Therefore, one of the important factors to consider when trying to decide if bananas are good for weight loss is the ripeness of the banana.
Your body will enjoy greater weight loss benefits from bananas that are unripe or in their green stage versus yellow bananas and certainly over ripe brown bananas.
#3: Bananas Are Low Glycemic
The ripeness of a banana also factors into the glycemic index of the fruit, which, in turn, impacts whether bananas are good for weight loss or if bananas cause weight gain.
The glycemic index (GI) is a scale that measures the relative extent to which a food increases blood sugar after consumption.
The higher the percentage of simple sugars in a food, the higher the glycemic index will be because the sugars in the food will be rapidly digested and circulated into the bloodstream.
Low-glycemic foods are considered to be those with a glycemic index of 55 or less. A glycemic index score of 56–69 is medium glycemic food, and high-glycemic foods have a GI of 70 or above.
Although most people think bananas are fattening because they are high in carbohydrates and sugar, the glycemic index of a banana is actually only about 42–62 (out of 100), depending on ripeness.
Thus, bananas can be a low-glycemic food (or medium).
The riper the banana, the higher the glycemic index will be, but choosing unripe green bananas will provide you with a stable stream of blood sugar release and can help increase satiety.
Studies indicate that consuming more low-glycemic foods may contribute to weight loss over time.
There is also research to suggest that eating bananas can actually improve blood sugar regulation in people with type 2 diabetes and hypercholesterolemia.
Researchers found that a dietary intervention involving adding 9 ounces (250 grams) of bananas to the breakfast consumed by the participants caused a significant reduction in fasting blood sugar and cholesterol levels after just four weeks.
Do Bananas Cause Weight Gain?
As with any food, bananas can cause weight gain if consumed in excess.
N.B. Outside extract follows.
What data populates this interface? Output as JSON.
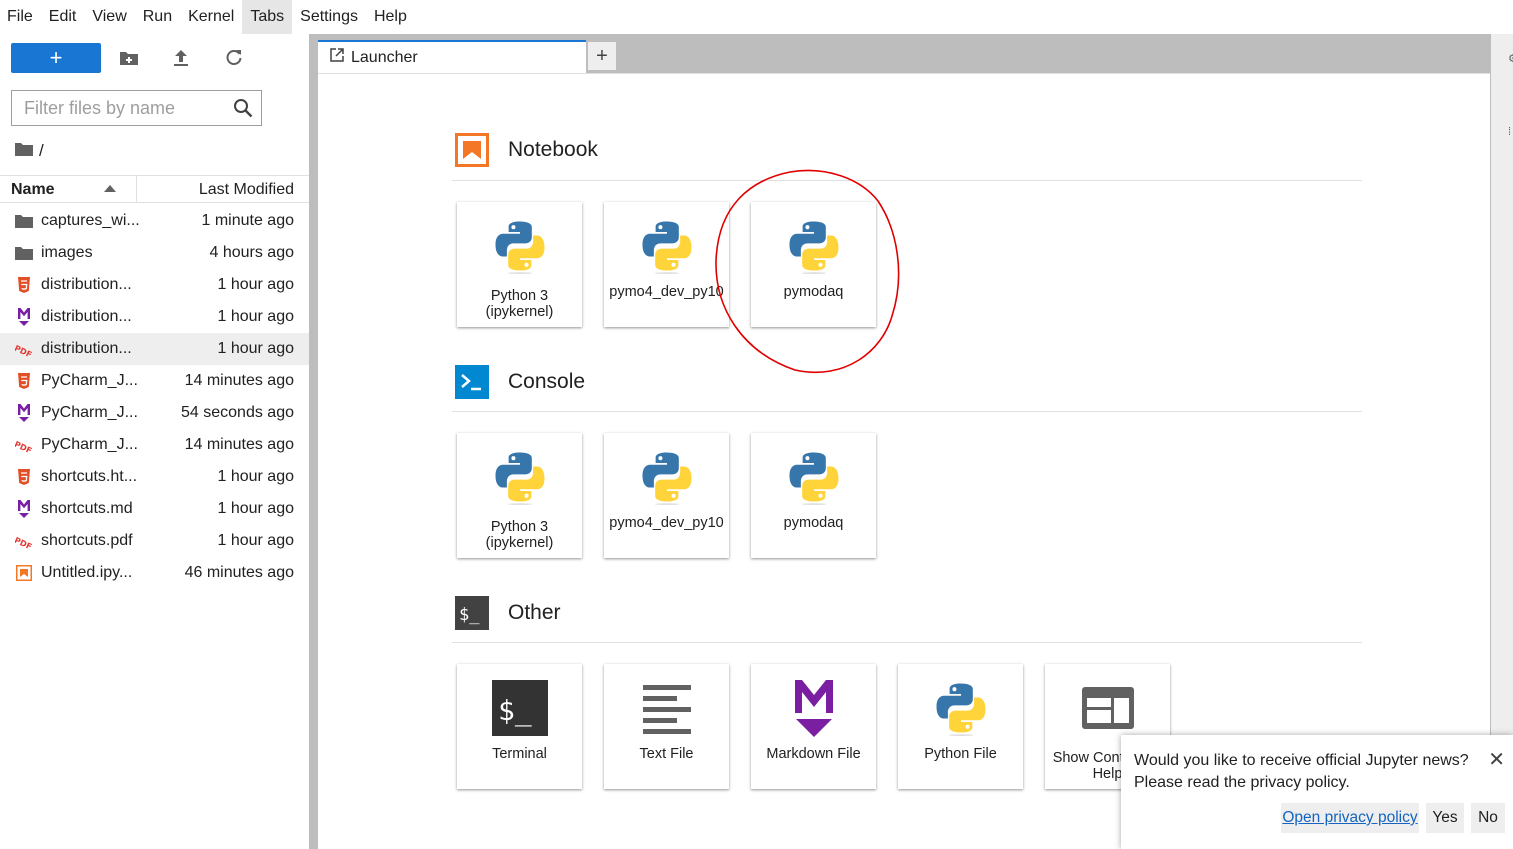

Because a banana has 105 calories or so, if you are consuming a lot of bananas such that you are in a caloric surplus (eating more calories per day than you are burning), you will gain weight.
If you are concerned about weight gain and are looking to end each week in a caloric deficit, check out our article, What Is A Calorie Deficit, And Is It The Best Way To Lose Weight, for more information.